(WHAT THE TASK REQUIRES)
Output the whole listing again, exactly as it reads.

Top of DATA SUPPLIED

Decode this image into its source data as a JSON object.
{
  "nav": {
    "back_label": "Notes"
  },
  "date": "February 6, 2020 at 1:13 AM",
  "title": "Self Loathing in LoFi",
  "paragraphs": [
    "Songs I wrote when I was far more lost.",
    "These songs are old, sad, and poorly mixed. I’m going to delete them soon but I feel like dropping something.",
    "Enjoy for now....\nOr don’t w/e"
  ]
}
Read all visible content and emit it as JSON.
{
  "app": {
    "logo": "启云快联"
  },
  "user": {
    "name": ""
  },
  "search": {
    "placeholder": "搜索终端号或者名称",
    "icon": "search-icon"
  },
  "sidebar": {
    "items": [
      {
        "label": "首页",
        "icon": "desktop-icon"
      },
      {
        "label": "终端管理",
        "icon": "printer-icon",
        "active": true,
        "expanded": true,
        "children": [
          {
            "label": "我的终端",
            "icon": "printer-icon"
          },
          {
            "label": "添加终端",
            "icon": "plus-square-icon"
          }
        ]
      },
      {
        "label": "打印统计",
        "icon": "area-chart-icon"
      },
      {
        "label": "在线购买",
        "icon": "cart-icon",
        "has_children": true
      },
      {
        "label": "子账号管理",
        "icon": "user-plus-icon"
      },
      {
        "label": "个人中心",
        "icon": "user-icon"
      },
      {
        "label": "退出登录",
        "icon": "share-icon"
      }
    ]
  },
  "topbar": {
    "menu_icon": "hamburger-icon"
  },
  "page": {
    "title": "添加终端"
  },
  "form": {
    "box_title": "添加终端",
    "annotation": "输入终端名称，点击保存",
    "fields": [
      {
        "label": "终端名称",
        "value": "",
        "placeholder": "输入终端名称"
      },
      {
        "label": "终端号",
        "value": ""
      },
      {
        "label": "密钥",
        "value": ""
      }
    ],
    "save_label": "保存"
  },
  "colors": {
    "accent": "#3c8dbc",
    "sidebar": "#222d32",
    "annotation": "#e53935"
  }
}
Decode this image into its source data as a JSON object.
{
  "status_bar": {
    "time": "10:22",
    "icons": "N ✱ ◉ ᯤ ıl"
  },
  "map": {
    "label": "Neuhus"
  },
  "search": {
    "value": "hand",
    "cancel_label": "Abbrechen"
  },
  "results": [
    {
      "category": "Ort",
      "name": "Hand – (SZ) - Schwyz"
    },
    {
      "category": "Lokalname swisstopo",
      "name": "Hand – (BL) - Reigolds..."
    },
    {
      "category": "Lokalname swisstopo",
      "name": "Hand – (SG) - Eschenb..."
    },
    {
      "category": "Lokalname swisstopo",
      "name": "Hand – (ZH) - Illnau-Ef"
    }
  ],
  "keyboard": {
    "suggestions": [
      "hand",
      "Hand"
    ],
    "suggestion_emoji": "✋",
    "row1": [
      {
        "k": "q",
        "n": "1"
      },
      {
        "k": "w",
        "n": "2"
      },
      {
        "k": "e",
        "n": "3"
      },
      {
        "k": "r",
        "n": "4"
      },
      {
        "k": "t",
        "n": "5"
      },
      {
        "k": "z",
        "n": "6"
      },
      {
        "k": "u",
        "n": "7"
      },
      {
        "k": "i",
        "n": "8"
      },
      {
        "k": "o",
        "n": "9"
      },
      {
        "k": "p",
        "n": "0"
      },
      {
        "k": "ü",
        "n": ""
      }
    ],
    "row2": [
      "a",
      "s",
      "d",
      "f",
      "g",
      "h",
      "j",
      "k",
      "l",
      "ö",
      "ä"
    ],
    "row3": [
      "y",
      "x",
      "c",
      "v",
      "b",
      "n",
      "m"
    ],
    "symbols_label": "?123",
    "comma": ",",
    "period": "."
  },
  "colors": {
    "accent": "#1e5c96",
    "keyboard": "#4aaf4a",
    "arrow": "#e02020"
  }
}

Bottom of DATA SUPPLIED

(TASK OUTPUT)
Decode this image into its source data as a JSON object.
{
  "nav": {
    "back_label": "Notes"
  },
  "date": "February 6, 2020 at 1:13 AM",
  "title": "Self Loathing in LoFi",
  "paragraphs": [
    "Songs I wrote when I was far more lost.",
    "These songs are old, sad, and poorly mixed. I’m going to delete them soon but I feel like dropping something.",
    "Enjoy for now....\nOr don’t w/e"
  ]
}
Read all visible content and emit it as JSON.
{
  "app": {
    "logo": "启云快联"
  },
  "user": {
    "name": ""
  },
  "search": {
    "placeholder": "搜索终端号或者名称",
    "icon": "search-icon"
  },
  "sidebar": {
    "items": [
      {
        "label": "首页",
        "icon": "desktop-icon"
      },
      {
        "label": "终端管理",
        "icon": "printer-icon",
        "active": true,
        "expanded": true,
        "children": [
          {
            "label": "我的终端",
            "icon": "printer-icon"
          },
          {
            "label": "添加终端",
            "icon": "plus-square-icon"
          }
        ]
      },
      {
        "label": "打印统计",
        "icon": "area-chart-icon"
      },
      {
        "label": "在线购买",
        "icon": "cart-icon",
        "has_children": true
      },
      {
        "label": "子账号管理",
        "icon": "user-plus-icon"
      },
      {
        "label": "个人中心",
        "icon": "user-icon"
      },
      {
        "label": "退出登录",
        "icon": "share-icon"
      }
    ]
  },
  "topbar": {
    "menu_icon": "hamburger-icon"
  },
  "page": {
    "title": "添加终端"
  },
  "form": {
    "box_title": "添加终端",
    "annotation": "输入终端名称，点击保存",
    "fields": [
      {
        "label": "终端名称",
        "value": "",
        "placeholder": "输入终端名称"
      },
      {
        "label": "终端号",
        "value": ""
      },
      {
        "label": "密钥",
        "value": ""
      }
    ],
    "save_label": "保存"
  },
  "colors": {
    "accent": "#3c8dbc",
    "sidebar": "#222d32",
    "annotation": "#e53935"
  }
}
Decode this image into its source data as a JSON object.
{
  "status_bar": {
    "time": "10:22",
    "icons": "N ✱ ◉ ᯤ ıl"
  },
  "map": {
    "label": "Neuhus"
  },
  "search": {
    "value": "hand",
    "cancel_label": "Abbrechen"
  },
  "results": [
    {
      "category": "Ort",
      "name": "Hand – (SZ) - Schwyz"
    },
    {
      "category": "Lokalname swisstopo",
      "name": "Hand – (BL) - Reigolds..."
    },
    {
      "category": "Lokalname swisstopo",
      "name": "Hand – (SG) - Eschenb..."
    },
    {
      "category": "Lokalname swisstopo",
      "name": "Hand – (ZH) - Illnau-Ef"
    }
  ],
  "keyboard": {
    "suggestions": [
      "hand",
      "Hand"
    ],
    "suggestion_emoji": "✋",
    "row1": [
      {
        "k": "q",
        "n": "1"
      },
      {
        "k": "w",
        "n": "2"
      },
      {
        "k": "e",
        "n": "3"
      },
      {
        "k": "r",
        "n": "4"
      },
      {
        "k": "t",
        "n": "5"
      },
      {
        "k": "z",
        "n": "6"
      },
      {
        "k": "u",
        "n": "7"
      },
      {
        "k": "i",
        "n": "8"
      },
      {
        "k": "o",
        "n": "9"
      },
      {
        "k": "p",
        "n": "0"
      },
      {
        "k": "ü",
        "n": ""
      }
    ],
    "row2": [
      "a",
      "s",
      "d",
      "f",
      "g",
      "h",
      "j",
      "k",
      "l",
      "ö",
      "ä"
    ],
    "row3": [
      "y",
      "x",
      "c",
      "v",
      "b",
      "n",
      "m"
    ],
    "symbols_label": "?123",
    "comma": ",",
    "period": "."
  },
  "colors": {
    "accent": "#1e5c96",
    "keyboard": "#4aaf4a",
    "arrow": "#e02020"
  }
}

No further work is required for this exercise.